I see Ubuntu more as an easy/accessible widely supported Linux distro.
Exactly, more something for beginners and switchers who do not want to delve further into it.
However, the fact that you have to install the new distro every 6 months if you want to keep up (or if you use the LTS version, a little less often) is a big disadvantage in my opinion. You often have to reinstall apps that you installed yourself after the upgrade, and I always have a lot of them (and I always had to throw a lot away). Linux Mint even advises against upgrading your system and always advises to do a fresh installation (and then you should always backup and restore your home folder). There is a function via Debian to update your distro on-to-spot, but that does not seem to be 100% reliable in Ubuntu.

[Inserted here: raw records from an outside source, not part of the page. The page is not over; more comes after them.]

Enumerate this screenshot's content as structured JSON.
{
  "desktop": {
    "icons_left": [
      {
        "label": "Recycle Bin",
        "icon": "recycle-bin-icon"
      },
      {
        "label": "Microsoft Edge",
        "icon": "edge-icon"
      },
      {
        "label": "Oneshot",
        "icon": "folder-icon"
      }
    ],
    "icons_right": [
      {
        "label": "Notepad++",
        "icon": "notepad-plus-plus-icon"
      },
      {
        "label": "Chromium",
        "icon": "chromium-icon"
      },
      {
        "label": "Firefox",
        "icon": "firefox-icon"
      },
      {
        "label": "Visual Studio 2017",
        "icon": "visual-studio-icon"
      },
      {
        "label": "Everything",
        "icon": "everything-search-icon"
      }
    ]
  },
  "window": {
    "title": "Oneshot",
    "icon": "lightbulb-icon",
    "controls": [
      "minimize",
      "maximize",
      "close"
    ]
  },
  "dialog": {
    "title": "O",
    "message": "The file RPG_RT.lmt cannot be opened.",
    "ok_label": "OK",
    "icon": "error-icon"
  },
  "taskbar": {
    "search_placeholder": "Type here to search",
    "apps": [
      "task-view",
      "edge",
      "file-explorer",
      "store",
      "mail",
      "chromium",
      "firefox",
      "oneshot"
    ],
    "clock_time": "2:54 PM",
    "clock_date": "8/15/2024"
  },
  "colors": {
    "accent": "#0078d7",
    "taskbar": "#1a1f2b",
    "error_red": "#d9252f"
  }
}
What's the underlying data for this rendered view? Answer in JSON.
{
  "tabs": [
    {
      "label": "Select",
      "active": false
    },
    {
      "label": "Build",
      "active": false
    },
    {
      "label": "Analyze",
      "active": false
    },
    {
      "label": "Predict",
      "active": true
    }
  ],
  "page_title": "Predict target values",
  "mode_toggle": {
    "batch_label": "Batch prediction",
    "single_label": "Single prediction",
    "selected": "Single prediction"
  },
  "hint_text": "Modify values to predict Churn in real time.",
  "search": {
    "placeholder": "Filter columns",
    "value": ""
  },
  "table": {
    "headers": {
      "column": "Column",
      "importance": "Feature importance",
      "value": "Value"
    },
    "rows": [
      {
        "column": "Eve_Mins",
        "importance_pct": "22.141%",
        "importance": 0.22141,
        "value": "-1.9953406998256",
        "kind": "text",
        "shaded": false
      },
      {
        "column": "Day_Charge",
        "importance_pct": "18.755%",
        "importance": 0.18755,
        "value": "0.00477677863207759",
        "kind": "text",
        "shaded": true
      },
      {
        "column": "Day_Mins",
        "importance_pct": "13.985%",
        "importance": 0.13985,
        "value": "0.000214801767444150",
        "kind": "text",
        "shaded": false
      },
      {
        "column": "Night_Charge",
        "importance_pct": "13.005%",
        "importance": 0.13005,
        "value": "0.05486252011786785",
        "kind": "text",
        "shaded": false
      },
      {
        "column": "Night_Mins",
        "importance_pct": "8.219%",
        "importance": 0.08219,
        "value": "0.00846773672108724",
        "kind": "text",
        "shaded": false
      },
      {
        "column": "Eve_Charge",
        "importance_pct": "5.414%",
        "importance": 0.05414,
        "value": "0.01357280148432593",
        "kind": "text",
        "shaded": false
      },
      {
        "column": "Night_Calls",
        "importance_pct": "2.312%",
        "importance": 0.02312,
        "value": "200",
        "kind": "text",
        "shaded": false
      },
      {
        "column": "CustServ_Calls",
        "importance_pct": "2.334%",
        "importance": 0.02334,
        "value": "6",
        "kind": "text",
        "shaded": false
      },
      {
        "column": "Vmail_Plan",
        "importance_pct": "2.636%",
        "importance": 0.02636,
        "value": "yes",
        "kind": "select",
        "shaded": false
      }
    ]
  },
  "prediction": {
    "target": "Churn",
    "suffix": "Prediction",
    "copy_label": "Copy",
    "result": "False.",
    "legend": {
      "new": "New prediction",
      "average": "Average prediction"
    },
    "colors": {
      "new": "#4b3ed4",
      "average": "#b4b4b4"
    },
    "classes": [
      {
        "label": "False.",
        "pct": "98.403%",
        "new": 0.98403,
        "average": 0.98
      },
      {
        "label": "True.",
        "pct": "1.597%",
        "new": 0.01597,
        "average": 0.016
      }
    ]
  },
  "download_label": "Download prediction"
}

With a rolling release you don’t have that, although you may want to update very conservatively if you can’t afford downtime, e.g. because it’s your primary work computer. In that case, in addition to Gentoo and Arch, there are also a few interesting options, such as Manjaro, EndeavorOS, Garuda Linux, GhostBSD, Funtoo, Source Mage, Calculate Linux, …)